With Particular Reference to Magnesium

HELEN EASTMAN MARTIN M.D.1, CHARLES MCCUSKEY JR. M.D.1, and NATALIA TUPIKOVA 1

1 From the Department of Medicine of the University of Southern California School of Medicine and Los Angeles County Hospital, Los Angeles, California

Serum electrolyte determinations were made in 30 patients with acute, severe alcoholism before any therapy was given. Sixty per cent of the serum magnesium levels, 30 per cent of the serum potassium levels, and 20 per cent of the serum calcium levels were below the normal range.
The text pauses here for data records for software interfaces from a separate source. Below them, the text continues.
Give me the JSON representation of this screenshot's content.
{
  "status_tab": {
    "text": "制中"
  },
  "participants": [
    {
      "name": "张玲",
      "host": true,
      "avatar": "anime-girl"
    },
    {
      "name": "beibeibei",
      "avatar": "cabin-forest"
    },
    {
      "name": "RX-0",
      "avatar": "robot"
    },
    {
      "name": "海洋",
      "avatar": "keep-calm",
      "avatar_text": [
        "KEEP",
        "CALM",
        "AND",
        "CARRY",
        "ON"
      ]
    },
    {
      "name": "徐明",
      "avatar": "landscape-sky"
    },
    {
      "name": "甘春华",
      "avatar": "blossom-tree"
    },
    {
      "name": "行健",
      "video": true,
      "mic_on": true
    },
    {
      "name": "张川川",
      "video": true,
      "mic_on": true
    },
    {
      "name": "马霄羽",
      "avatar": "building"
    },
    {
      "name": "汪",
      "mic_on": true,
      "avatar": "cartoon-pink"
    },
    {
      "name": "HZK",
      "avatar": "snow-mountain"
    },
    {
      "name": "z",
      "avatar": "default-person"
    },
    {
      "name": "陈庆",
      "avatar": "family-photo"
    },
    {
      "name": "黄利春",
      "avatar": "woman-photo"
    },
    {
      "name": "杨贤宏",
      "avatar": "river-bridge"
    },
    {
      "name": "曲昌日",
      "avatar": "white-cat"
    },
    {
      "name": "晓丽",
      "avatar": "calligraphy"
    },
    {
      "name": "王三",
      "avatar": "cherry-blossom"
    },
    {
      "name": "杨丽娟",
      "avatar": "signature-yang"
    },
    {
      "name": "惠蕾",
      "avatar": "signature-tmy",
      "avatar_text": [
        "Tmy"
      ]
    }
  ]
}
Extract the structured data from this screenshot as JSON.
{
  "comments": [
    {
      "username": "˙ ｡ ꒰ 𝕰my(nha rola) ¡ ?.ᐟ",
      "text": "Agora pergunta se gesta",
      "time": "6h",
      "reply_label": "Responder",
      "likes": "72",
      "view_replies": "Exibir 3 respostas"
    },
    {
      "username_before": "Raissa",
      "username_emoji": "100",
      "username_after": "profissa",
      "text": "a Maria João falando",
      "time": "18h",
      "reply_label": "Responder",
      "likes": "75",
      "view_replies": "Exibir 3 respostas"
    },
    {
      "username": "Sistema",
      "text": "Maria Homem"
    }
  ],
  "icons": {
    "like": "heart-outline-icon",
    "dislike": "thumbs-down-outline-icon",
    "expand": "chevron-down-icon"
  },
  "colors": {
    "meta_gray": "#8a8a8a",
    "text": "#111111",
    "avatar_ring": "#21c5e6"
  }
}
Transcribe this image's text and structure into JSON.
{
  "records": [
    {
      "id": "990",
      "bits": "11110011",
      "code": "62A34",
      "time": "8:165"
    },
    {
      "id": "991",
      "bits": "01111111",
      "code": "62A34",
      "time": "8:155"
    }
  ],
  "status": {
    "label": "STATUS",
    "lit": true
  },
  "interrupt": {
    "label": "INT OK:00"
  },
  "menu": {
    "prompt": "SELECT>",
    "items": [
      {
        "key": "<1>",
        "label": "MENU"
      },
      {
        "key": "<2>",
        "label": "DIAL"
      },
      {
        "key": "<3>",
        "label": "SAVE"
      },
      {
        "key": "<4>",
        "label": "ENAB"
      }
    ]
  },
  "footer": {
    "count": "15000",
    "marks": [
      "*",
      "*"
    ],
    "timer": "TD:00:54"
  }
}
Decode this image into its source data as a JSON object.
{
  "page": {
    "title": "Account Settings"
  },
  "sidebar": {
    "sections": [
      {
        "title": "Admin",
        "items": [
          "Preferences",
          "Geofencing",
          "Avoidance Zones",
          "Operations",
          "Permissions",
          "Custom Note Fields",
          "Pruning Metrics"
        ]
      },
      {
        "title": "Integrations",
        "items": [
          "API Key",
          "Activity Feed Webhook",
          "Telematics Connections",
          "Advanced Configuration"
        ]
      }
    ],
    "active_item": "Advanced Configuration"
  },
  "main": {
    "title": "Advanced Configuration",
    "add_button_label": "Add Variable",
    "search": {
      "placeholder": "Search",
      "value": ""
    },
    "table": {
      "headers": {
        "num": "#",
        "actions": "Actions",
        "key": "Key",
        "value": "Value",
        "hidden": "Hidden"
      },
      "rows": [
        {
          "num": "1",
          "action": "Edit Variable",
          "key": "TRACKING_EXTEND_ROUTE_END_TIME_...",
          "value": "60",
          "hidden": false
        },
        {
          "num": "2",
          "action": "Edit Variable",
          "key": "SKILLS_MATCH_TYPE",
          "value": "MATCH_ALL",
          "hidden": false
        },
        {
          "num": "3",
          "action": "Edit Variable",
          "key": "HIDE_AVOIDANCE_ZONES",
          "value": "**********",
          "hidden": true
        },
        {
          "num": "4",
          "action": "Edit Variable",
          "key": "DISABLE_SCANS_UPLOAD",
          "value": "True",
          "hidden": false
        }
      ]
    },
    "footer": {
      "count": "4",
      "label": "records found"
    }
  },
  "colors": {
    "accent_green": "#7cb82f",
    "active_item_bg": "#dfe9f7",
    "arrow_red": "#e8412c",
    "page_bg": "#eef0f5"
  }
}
Approximately one-third of the patients showed hypernatremia and hyperchloremia.

There was little correlation in most patients between serum magnesium levels and such clinical findings as hallucinations, tremor, and tremulous handwriting. All but one of the patients with completely illegible handwriting had low serum magnesium levels.

Possible mechanisms suggested for the alterations in the serum electrolytes included poor food and electrolyte intake, poor gastrointestinal absorption, and accelerated urinary loss of electrolytes due to effects of starvation and dehydration.

Water diuresis, a demonstrated effect of alcohol, might explain the occurrence of hypernatremia and hyperchloremia in some patients.

The need for adequate fluid and electrolyte therapy in the treatment of the acute alcoholic was stressed in view of the deleterious effects of altered body electrolytes.

Source: American Journal of Clinical Nutrition, Vol 7, 191-196

lcohol and Nutrition

Alcohol Alert From NIAAA

Nutrition is a process that serves two purposes: to provide energy and to maintain body structure and function. Food supplies energy and provides the building blocks needed to replace worn or damaged cells and the nutritional components needed for body function. Alcoholics often eat poorly, limiting their supply of essential nutrients and affecting both energy supply and structure maintenance. Furthermore, alcohol interferes with the nutritional process by affecting digestion, storage, utilization, and excretion of nutrients.

Impairment of Nutrient Digestion and Utilization

Once ingested, food must be digested (broken down into small components) so it is available for energy and maintenance of body structure and function. Digestion begins in the mouth and continues in the stomach and intestines, with help from the pancreas. The nutrients from digested food are absorbed from the intestines into the blood and carried to the liver. The liver prepares nutrients either for immediate use or for storage and future use.